▶ **PROBLEM TO SOLVE**: Each line of the data must be set down again without a single difference.

[Entries from a dataset of interfaces]
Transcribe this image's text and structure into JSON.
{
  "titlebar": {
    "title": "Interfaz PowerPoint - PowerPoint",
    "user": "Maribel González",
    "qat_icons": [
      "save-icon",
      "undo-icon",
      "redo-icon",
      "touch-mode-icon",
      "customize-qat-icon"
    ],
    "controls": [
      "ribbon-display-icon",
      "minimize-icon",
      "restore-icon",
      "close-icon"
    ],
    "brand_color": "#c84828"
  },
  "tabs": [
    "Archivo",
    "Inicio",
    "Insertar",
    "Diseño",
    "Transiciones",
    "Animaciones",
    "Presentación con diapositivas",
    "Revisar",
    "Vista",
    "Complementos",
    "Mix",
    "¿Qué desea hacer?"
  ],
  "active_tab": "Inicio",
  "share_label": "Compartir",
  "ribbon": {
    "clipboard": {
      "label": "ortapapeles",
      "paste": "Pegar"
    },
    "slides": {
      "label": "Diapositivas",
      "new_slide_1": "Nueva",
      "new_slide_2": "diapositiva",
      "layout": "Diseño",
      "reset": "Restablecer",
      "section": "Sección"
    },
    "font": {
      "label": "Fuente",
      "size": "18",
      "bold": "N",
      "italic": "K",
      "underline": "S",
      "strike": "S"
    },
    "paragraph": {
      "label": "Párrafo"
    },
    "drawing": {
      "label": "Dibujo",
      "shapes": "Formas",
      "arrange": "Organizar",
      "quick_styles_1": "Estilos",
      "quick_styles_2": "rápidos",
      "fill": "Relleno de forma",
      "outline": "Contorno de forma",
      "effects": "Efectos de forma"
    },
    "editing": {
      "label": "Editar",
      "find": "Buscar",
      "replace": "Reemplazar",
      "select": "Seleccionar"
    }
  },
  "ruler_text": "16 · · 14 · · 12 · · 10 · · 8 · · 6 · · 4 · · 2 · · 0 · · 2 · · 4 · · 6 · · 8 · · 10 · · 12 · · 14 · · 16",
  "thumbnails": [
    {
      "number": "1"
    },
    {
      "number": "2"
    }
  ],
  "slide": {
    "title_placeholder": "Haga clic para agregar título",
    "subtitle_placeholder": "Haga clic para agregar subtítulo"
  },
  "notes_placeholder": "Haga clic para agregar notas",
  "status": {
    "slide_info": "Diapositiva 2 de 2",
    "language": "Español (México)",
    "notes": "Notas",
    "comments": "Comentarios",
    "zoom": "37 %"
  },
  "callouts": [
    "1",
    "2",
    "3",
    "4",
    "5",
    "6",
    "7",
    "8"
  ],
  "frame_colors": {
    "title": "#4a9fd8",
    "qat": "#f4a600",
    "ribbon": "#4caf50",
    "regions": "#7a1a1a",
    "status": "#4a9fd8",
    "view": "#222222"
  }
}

▶ **ANSWER SPACE**:
Transcribe this image's text and structure into JSON.
{
  "titlebar": {
    "title": "Interfaz PowerPoint - PowerPoint",
    "user": "Maribel González",
    "qat_icons": [
      "save-icon",
      "undo-icon",
      "redo-icon",
      "touch-mode-icon",
      "customize-qat-icon"
    ],
    "controls": [
      "ribbon-display-icon",
      "minimize-icon",
      "restore-icon",
      "close-icon"
    ],
    "brand_color": "#c84828"
  },
  "tabs": [
    "Archivo",
    "Inicio",
    "Insertar",
    "Diseño",
    "Transiciones",
    "Animaciones",
    "Presentación con diapositivas",
    "Revisar",
    "Vista",
    "Complementos",
    "Mix",
    "¿Qué desea hacer?"
  ],
  "active_tab": "Inicio",
  "share_label": "Compartir",
  "ribbon": {
    "clipboard": {
      "label": "ortapapeles",
      "paste": "Pegar"
    },
    "slides": {
      "label": "Diapositivas",
      "new_slide_1": "Nueva",
      "new_slide_2": "diapositiva",
      "layout": "Diseño",
      "reset": "Restablecer",
      "section": "Sección"
    },
    "font": {
      "label": "Fuente",
      "size": "18",
      "bold": "N",
      "italic": "K",
      "underline": "S",
      "strike": "S"
    },
    "paragraph": {
      "label": "Párrafo"
    },
    "drawing": {
      "label": "Dibujo",
      "shapes": "Formas",
      "arrange": "Organizar",
      "quick_styles_1": "Estilos",
      "quick_styles_2": "rápidos",
      "fill": "Relleno de forma",
      "outline": "Contorno de forma",
      "effects": "Efectos de forma"
    },
    "editing": {
      "label": "Editar",
      "find": "Buscar",
      "replace": "Reemplazar",
      "select": "Seleccionar"
    }
  },
  "ruler_text": "16 · · 14 · · 12 · · 10 · · 8 · · 6 · · 4 · · 2 · · 0 · · 2 · · 4 · · 6 · · 8 · · 10 · · 12 · · 14 · · 16",
  "thumbnails": [
    {
      "number": "1"
    },
    {
      "number": "2"
    }
  ],
  "slide": {
    "title_placeholder": "Haga clic para agregar título",
    "subtitle_placeholder": "Haga clic para agregar subtítulo"
  },
  "notes_placeholder": "Haga clic para agregar notas",
  "status": {
    "slide_info": "Diapositiva 2 de 2",
    "language": "Español (México)",
    "notes": "Notas",
    "comments": "Comentarios",
    "zoom": "37 %"
  },
  "callouts": [
    "1",
    "2",
    "3",
    "4",
    "5",
    "6",
    "7",
    "8"
  ],
  "frame_colors": {
    "title": "#4a9fd8",
    "qat": "#f4a600",
    "ribbon": "#4caf50",
    "regions": "#7a1a1a",
    "status": "#4a9fd8",
    "view": "#222222"
  }
}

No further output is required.